The bank also revealed anxiety on the rate of joblessness. “There continues to be uncertainty about how the unemployment rate will evolve,” it said.

Officially, unemployment remains just above 5 percent but that vastly underestimates the real situation, especially in working class areas. In Brisbane’s southwestern suburbs, for example, the rate is as high as 26 percent.

According to the Australian Bureau of Statistics, jobs growth in 2018 was almost entirely driven by the public sector, with private sector employment contracting through the year.

Both Prime Minister Scott Morrison and Labor leader Bill Shorten tried to downplay the RBA shock, aided by a complicit corporate media, which gave little coverage to the news.

Morrison falsely claimed that the bank’s downgrade was consistent with his government predictions. Shorten declared that the RBA had “made the case indirectly for voting Labor,” but Labor’s election pledges are based on precisely the same inflated budget forecasts.

The RBA’s downgrade factored in two official interest rate cuts before the end of the year. These would take the rate down to 1 percent from an already record low of 1.5 percent, in a desperate bid to stimulate borrowing and spending.

However, interest rate cuts may have little effect because household debt is at record levels, averaging nearly double disposable income, one of the highest ratios in the world. Moreover, the banks have cut back on mortgage lending, because repayment arrears and defaults are already rising.

Just three days before its statement, the RBA decided not to cut rates on the eve of the May 18 election, because that would have openly contradicted the prospect of improved conditions that the establishment parties have been promising throughout the election campaign.

The RBA’s bombshell was the second economic shock in two weeks. The official headline inflation rate was zero during the March quarter, another indicator of a rapidly stalling economy. Financial commentators expressed fears of a deflationary spiral, in which consumers delay purchases in the hope of lower prices.

As the Socialist Equality Party (SEP) explained in its election statement, this election is dominated by lies and diversions to a greater extent than ever before.

When Labor leader Shorten released his party’s election promise costings last Friday, he claimed to have achieved a “trifecta”—“fairer taxes,” extra spending on health, education and childcare, and bigger budget surpluses.

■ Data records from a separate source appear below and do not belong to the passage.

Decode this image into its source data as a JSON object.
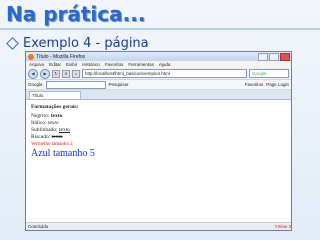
{
  "slide": {
    "title": "Na prática...",
    "bullet": "Exemplo 4 - página"
  },
  "browser": {
    "window_title": "Título - Mozilla Firefox",
    "menu": [
      "Arquivo",
      "Editar",
      "Exibir",
      "Histórico",
      "Favoritos",
      "Ferramentas",
      "Ajuda"
    ],
    "url": "http://localhost/html_basico/exemplo4.html",
    "search_placeholder": "Google",
    "google_label": "Google",
    "pesquisar_label": "Pesquisar",
    "favoritos_label": "Favoritos",
    "pagerank_label": "Page Login",
    "tab_title": "Título",
    "status": "Concluído",
    "addon": "YSlow 3"
  },
  "page": {
    "heading": "Formatações gerais:",
    "lines": [
      {
        "label": "Negrito: ",
        "value": "texto",
        "style": "bold"
      },
      {
        "label": "Itálico: ",
        "value": "texto",
        "style": "italic"
      },
      {
        "label": "Sublinhado: ",
        "value": "texto",
        "style": "underline"
      },
      {
        "label": "Riscado: ",
        "value": "texto",
        "style": "strike"
      }
    ],
    "red_text": "Vermelho tamanho 2",
    "blue_text": "Azul tamanho 5"
  },
  "colors": {
    "title_blue": "#2a6ad0",
    "red_text": "#e02020",
    "blue_text": "#1a2fd0"
  }
}
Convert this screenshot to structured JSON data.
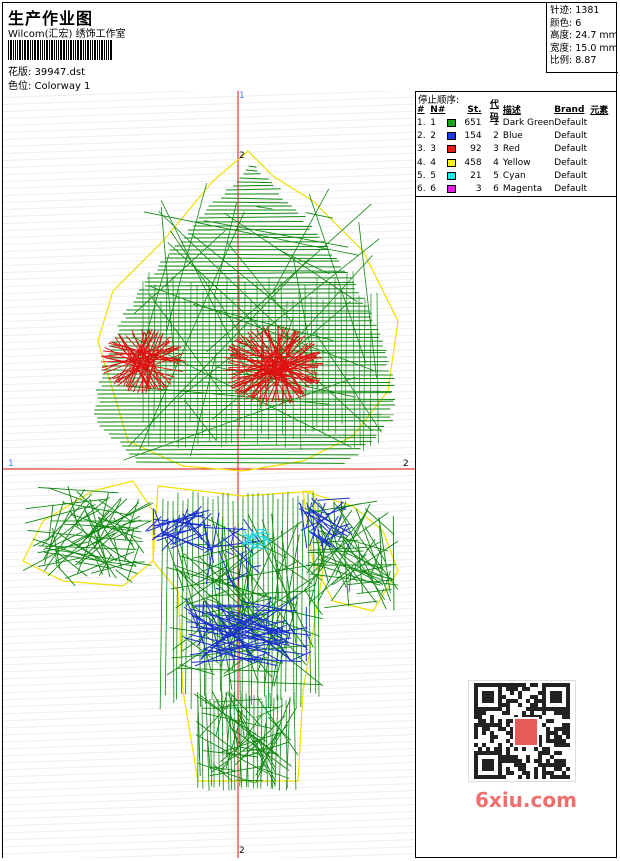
{
  "header": {
    "title": "生产作业图",
    "company": "Wilcom(汇宏) 绣饰工作室",
    "design_label": "花版: 39947.dst",
    "colorway_label": "色位: Colorway 1"
  },
  "specs": [
    {
      "label": "针迹:",
      "value": "1381"
    },
    {
      "label": "颜色:",
      "value": "6"
    },
    {
      "label": "高度:",
      "value": "24.7 mm"
    },
    {
      "label": "宽度:",
      "value": "15.0 mm"
    },
    {
      "label": "比例:",
      "value": "8.87"
    }
  ],
  "stop_sequence": {
    "title": "停止顺序:",
    "columns": [
      "#",
      "N#",
      "St.",
      "代码",
      "描述",
      "Brand",
      "元素"
    ],
    "rows": [
      {
        "num": "1.",
        "n": "1",
        "color": "#1aa01a",
        "stitches": "651",
        "code": "1",
        "desc": "Dark Green",
        "brand": "Default"
      },
      {
        "num": "2.",
        "n": "2",
        "color": "#1c38e0",
        "stitches": "154",
        "code": "2",
        "desc": "Blue",
        "brand": "Default"
      },
      {
        "num": "3.",
        "n": "3",
        "color": "#e81c1c",
        "stitches": "92",
        "code": "3",
        "desc": "Red",
        "brand": "Default"
      },
      {
        "num": "4.",
        "n": "4",
        "color": "#f5f51c",
        "stitches": "458",
        "code": "4",
        "desc": "Yellow",
        "brand": "Default"
      },
      {
        "num": "5.",
        "n": "5",
        "color": "#1ce8e8",
        "stitches": "21",
        "code": "5",
        "desc": "Cyan",
        "brand": "Default"
      },
      {
        "num": "6.",
        "n": "6",
        "color": "#e81ce8",
        "stitches": "3",
        "code": "6",
        "desc": "Magenta",
        "brand": "Default"
      }
    ]
  },
  "axis_labels": {
    "top": "1",
    "left": "1",
    "right": "2",
    "bottom": "2",
    "top2": "2"
  },
  "watermark": "6xiu.com",
  "colors": {
    "crosshair": "#e01010",
    "outline": "#f0e000",
    "green": "#108810",
    "blue": "#1a2fd0",
    "red": "#e01010",
    "cyan": "#20d8e8"
  }
}
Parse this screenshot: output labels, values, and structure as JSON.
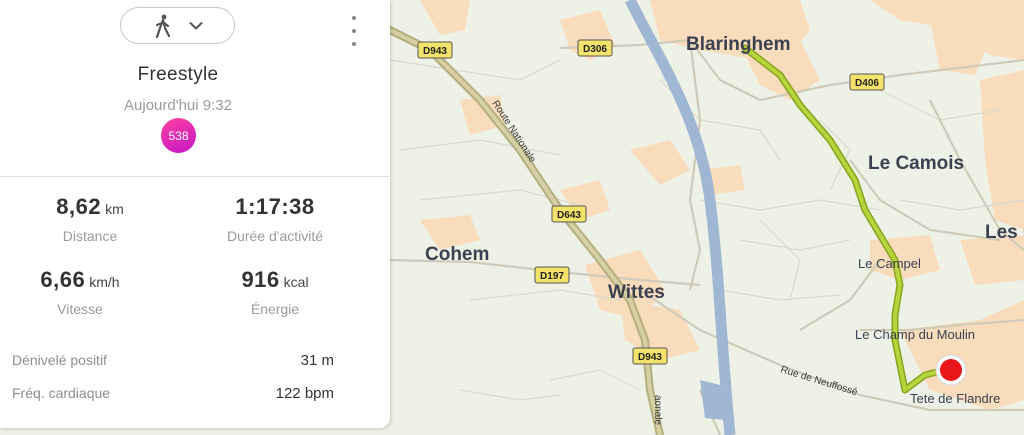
{
  "activity": {
    "type_icon": "walking-person-icon",
    "title": "Freestyle",
    "date": "Aujourd'hui 9:32",
    "badge": "538"
  },
  "stats": [
    {
      "value": "8,62",
      "unit": "km",
      "label": "Distance"
    },
    {
      "value": "1:17:38",
      "unit": "",
      "label": "Durée d'activité"
    },
    {
      "value": "6,66",
      "unit": "km/h",
      "label": "Vitesse"
    },
    {
      "value": "916",
      "unit": "kcal",
      "label": "Énergie"
    }
  ],
  "details": [
    {
      "label": "Dénivelé positif",
      "value": "31 m"
    },
    {
      "label": "Fréq. cardiaque",
      "value": "122 bpm"
    }
  ],
  "map": {
    "places": {
      "blaringhem": "Blaringhem",
      "le_camois": "Le Camois",
      "les_c": "Les C",
      "cohem": "Cohem",
      "wittes": "Wittes",
      "le_campel": "Le Campel",
      "le_champ_du_moulin": "Le Champ du Moulin",
      "tete_de_flandre": "Tete de Flandre"
    },
    "roads": {
      "d943_a": "D943",
      "d943_b": "D943",
      "d306": "D306",
      "d406": "D406",
      "d643": "D643",
      "d197": "D197",
      "route_nationale": "Route Nationale",
      "rue_de_neuffosse": "Rue de Neuffossé",
      "route_nationale_bottom": "aonale"
    },
    "colors": {
      "land": "#eef2e6",
      "urban": "#f6d9b8",
      "road": "#cfcbb8",
      "main_road": "#b5ae7d",
      "canal": "#9fb7d2",
      "track": "#b4cc3a",
      "end_marker": "#e8161b"
    }
  }
}
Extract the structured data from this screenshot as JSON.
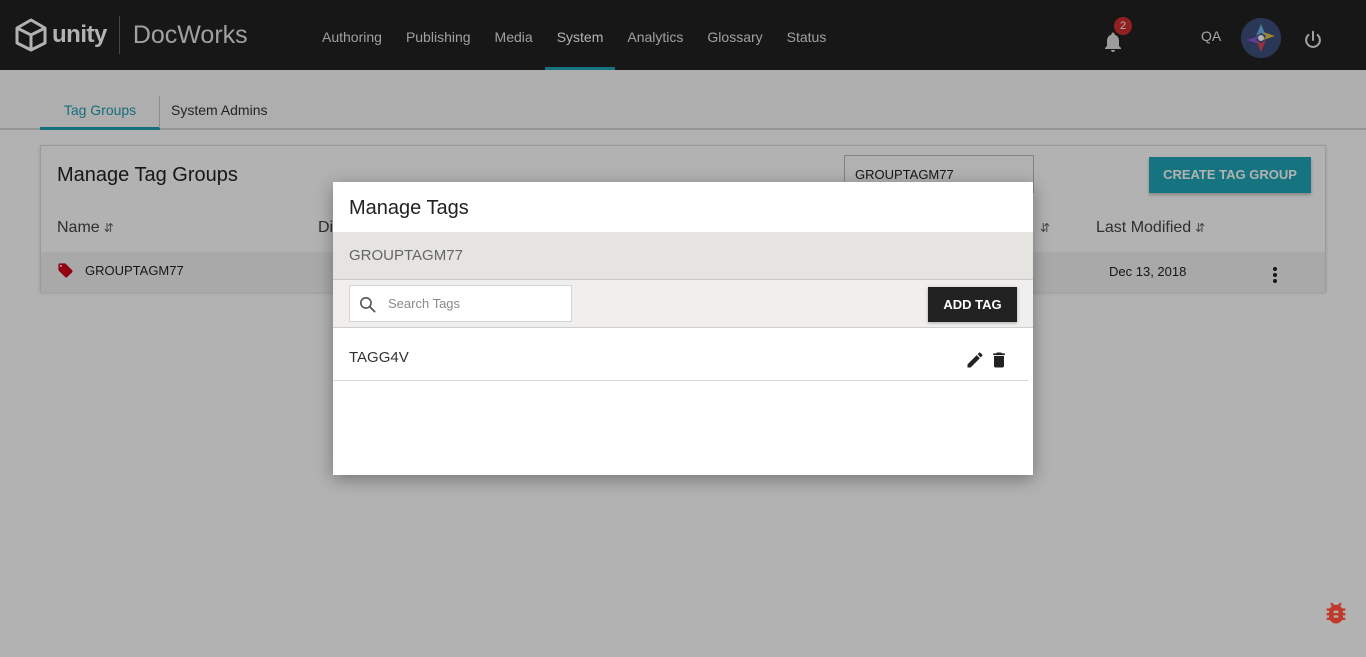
{
  "app": {
    "brand": "unity",
    "name": "DocWorks"
  },
  "nav": {
    "items": [
      "Authoring",
      "Publishing",
      "Media",
      "System",
      "Analytics",
      "Glossary",
      "Status"
    ],
    "active": "System"
  },
  "header": {
    "notification_count": "2",
    "user_initials": "QA"
  },
  "subtabs": {
    "items": [
      "Tag Groups",
      "System Admins"
    ],
    "active": "Tag Groups"
  },
  "card": {
    "title": "Manage Tag Groups",
    "filter_value": "GROUPTAGM77",
    "create_button": "CREATE TAG GROUP",
    "columns": [
      "Name",
      "Di",
      "Last Modified"
    ],
    "rows": [
      {
        "name": "GROUPTAGM77",
        "last_modified": "Dec 13, 2018"
      }
    ]
  },
  "modal": {
    "title": "Manage Tags",
    "group_name": "GROUPTAGM77",
    "search_placeholder": "Search Tags",
    "add_button": "ADD TAG",
    "tags": [
      "TAGG4V"
    ]
  },
  "colors": {
    "accent": "#1fa6b7",
    "topbar": "#222222",
    "badge": "#d32f2f",
    "tag_icon": "#d0021b",
    "bug_icon": "#c0392b"
  }
}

Thus, Shorten again sought to appease angry and disaffected working class voters, while reassuring big business that a Labor government would adhere to the demands of the financial markets to restrict social spending in order to produce budget surpluses.

This fraud is being exposed even before election day, confirming the analysis made by the SEP in its election statement: The Australian economy is slowing rapidly and heading for a deep recession that will drive working people into explosive struggles, like the working class strikes and protests already erupting around the world.

Authorised by James Cogan for the Socialist Equality Party, Suite 906, 185 Elizabeth Street, Sydney, NSW, 2000.